TriStar Portland ER - March 10, 2017

It's hard to overstate football's popularity in the U.S., but football is an inherently violent contact sport. The name of the game is to hit somebody, and as a result, injuries in football are very common and often serious enough to require a trip to the ER.

That's why watching your kids play football can be nerve-wracking. Fortunately, many football injuries can be prevented by wearing the right equipment, playing within the rules and using proper technique.

Learn how to keep things as safe as possible on the football field by following these tips.

Gear Guidelines

Kids need a lot of protective gear to play football. Remind kids that if they show up for practice or a game without a necessary piece of equipment, they should tell their coach.

At a minimum, kids should never take the field without the following gear:

  • Helmet. These should meet the safety standards developed by the National Operating Committee on Standards for Athletic Equipment (NOCSAE).
  • Pants with leg pads. Regardless of which style you choose, football pants should have pads for the hips, thighs, knees and tailbone.
  • Shoulder pads. Football shoulder pads should have a hard plastic shell with thick padding.
  • Shoes. Check with the coach and consult your league's guidelines regarding which types of shoes and cleats (non-detachable or detachable) kids can use.
  • Mouthguard. All football leagues will require the use of a mouthguard. Be sure to get one with a keeper strap that attaches it securely to the helmet's facemask.
  • Athletic supporter with cup. Worn properly, this essential piece of equipment helps male athletes avoid testicular injuries.
  • Additional gear. Other items that you might want to consider using for protection include: padded neck rolls, forearm pads, padded or non-padded gloves and "flak jackets" that protect the ribcage and abdomen.

Before Kickoff

Some things kids can do before every game and practice to help avoid injuries include:

  • Getting in shape before the season starts. Ideally, eating a healthy diet and getting regular exercise year-round, but at least doing so during the summer to prepare for the football season.
  • Warming up and then stretching.
  • Drinking plenty of water before, during and after games and practices.
  • Working with the coach and teammates to learn proper techniques.

During Games and Practices

Once the practice or game starts, kids should:
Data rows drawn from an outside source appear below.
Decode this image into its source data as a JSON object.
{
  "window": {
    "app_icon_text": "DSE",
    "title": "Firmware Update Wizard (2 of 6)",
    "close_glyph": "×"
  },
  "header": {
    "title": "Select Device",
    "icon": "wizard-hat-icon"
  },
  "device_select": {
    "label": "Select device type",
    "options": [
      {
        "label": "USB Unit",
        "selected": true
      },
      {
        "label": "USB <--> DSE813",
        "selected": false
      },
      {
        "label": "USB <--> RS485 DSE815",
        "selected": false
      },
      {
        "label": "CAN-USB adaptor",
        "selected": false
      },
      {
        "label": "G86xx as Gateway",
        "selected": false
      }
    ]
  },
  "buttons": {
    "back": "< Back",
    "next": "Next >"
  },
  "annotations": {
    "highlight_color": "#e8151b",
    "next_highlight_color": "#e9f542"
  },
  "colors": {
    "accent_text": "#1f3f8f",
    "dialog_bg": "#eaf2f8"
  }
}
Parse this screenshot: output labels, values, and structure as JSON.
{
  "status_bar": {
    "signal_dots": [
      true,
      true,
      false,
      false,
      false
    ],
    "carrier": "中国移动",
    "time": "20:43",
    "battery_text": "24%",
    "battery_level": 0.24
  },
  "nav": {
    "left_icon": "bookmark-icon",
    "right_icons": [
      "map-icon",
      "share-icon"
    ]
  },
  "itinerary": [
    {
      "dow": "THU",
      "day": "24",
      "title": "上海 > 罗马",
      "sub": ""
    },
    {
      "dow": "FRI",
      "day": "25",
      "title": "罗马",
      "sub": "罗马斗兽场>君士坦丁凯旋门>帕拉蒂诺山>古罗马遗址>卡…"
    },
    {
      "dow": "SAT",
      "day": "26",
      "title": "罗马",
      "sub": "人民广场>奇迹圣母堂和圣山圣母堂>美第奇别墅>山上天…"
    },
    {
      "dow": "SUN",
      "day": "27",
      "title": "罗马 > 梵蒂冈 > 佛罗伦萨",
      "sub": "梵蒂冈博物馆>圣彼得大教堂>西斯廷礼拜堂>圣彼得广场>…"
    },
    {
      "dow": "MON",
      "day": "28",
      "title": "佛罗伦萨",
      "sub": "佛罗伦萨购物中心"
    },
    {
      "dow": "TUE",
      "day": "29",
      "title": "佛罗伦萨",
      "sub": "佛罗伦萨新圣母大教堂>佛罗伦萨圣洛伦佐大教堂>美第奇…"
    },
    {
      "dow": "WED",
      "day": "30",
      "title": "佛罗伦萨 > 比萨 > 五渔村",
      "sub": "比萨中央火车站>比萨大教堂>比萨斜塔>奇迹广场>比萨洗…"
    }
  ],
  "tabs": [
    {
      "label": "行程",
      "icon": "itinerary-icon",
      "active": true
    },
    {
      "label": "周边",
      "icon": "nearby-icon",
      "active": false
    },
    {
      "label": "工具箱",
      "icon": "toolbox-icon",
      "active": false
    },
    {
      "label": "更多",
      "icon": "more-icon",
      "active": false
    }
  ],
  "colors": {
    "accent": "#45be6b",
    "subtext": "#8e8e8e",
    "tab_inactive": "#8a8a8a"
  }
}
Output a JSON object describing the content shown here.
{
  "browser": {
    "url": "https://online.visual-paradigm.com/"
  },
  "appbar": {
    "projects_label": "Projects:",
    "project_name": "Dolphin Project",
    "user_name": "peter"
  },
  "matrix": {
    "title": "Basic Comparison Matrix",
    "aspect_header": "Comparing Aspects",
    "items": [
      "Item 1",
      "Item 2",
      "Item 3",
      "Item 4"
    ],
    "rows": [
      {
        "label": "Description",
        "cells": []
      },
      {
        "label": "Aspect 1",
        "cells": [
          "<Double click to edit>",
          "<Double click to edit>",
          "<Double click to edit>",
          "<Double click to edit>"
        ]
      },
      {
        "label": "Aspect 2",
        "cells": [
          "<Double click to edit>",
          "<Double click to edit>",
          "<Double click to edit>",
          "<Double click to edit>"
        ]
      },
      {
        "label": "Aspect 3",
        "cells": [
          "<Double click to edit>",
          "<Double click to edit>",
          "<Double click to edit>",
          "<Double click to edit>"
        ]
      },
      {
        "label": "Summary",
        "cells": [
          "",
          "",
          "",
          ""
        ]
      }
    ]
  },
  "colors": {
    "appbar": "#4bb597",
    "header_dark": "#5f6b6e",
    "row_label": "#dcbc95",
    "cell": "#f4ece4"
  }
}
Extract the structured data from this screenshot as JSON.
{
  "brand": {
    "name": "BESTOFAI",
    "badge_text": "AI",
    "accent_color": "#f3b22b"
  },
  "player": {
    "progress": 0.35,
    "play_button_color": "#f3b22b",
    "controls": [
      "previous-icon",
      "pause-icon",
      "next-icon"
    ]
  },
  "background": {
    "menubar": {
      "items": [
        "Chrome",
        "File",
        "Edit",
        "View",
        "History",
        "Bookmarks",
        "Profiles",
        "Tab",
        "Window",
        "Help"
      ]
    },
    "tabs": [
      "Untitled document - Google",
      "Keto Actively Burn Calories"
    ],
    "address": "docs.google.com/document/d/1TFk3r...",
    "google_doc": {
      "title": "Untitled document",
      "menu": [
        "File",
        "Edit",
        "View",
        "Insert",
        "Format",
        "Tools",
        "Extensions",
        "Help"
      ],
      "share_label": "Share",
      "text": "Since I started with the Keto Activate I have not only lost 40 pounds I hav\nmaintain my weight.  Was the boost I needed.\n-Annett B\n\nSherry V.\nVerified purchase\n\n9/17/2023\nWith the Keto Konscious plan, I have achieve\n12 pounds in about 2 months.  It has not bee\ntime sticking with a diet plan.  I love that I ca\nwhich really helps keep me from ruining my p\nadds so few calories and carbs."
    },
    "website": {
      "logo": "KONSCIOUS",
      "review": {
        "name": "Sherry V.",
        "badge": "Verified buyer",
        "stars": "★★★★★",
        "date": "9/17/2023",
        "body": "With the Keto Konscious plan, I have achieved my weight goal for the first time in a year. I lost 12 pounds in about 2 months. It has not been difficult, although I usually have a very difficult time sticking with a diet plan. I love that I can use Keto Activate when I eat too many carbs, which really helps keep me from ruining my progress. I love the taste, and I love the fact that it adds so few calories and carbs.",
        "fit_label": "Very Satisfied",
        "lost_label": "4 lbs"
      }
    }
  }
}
  • Know and obey the rules of football. Things like clipping, facemask grabbing, blocking below the knees and helmet-to-helmet contact are illegal because they are dangerous to everyone.
  • Keep the head up while tackling and never lead with the top of the helmet. Known as "spearing," this is illegal and greatly increases the chances of a traumatic head or neck injury.
  • Take themselves out of the game if they experience any pain or discomfort to decrease the severity of an injury.
  • Stop at the whistle. It's not uncommon for a player to get hurt when one player keeps going after everyone else relaxes at the whistle.

A FEW OTHER REMINDERS

  • Kids should have a pre-season sports physical exam (different from a regular physical exam) before every season to be sure they are ready to play.
  • Make sure first aid is available at the fields where your kids play and practice, as well as someone who knows how to administer it.

Lastly, don't forget to have fun out there. With the right gear and a little common sense, you can help your kids stay injury-free and on the field.